The media frenzy around both events has also continued unabated. Bob Costas and his fashion counterpart, supermodel Coco Rocha (who's been tweeting and broadcasting non-stop for "Fashion Week TV"), have ably guided viewers through heartbreak and triumph, through Apolo Anton Ohno's medal-winning skate and Diane von Furstenberg's latest array of textured knitwear.
There have been bloopers to lighten the mood: The Olympic torch failed to rise and the Korean short track speedskating team wiped out together. While the normally steady Agyness Deyn fell twice during a runway walk at Naomi Campbell's benefit for Haiti. And there have been touching instances of patriotism: The U.S. athletes in their Ralph Lauren-designed uniforms marching together on Friday night; the large American flag hoisted high above Marc Jacobs' show.
And, of course, there have been plenty of VIPs preening for the cameras. The Bidens, Donald Sutherland, Sarah McLachlan, k.d. lang and Arnold Schwarzenegger took time out for the Winter Games. And who hasn't made an appearance at Fashion Week? It's been difficult to walk through Bryant Park without running into Jared Leto, Victoria Beckham, Mena Suvari, Amber Rose, or the cast of Gossip Girl.
And there's still much to come.
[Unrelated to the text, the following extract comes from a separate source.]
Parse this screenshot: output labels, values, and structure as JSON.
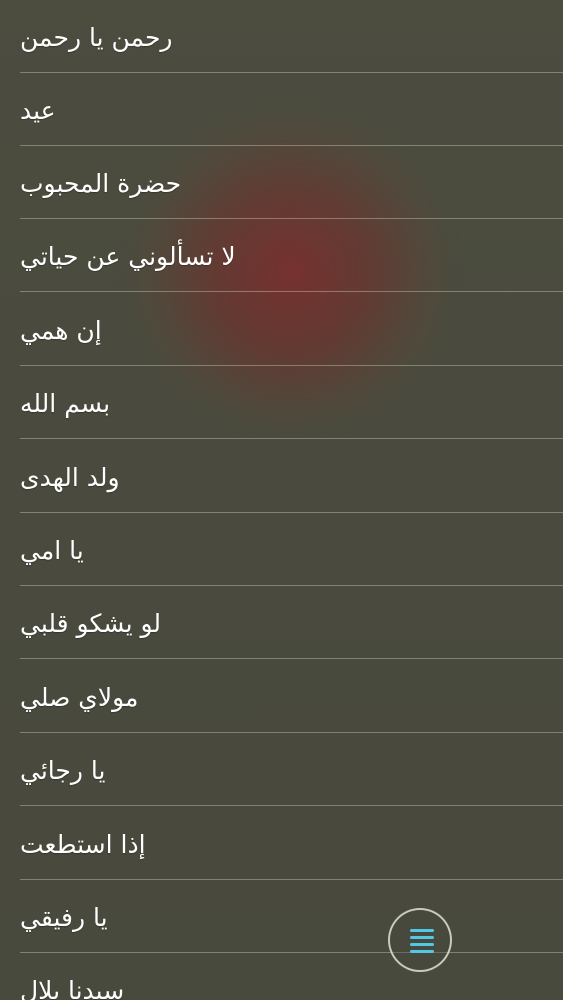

VIEW OUR GALLERY of the highs and lows of the Olympics and Fashion Week.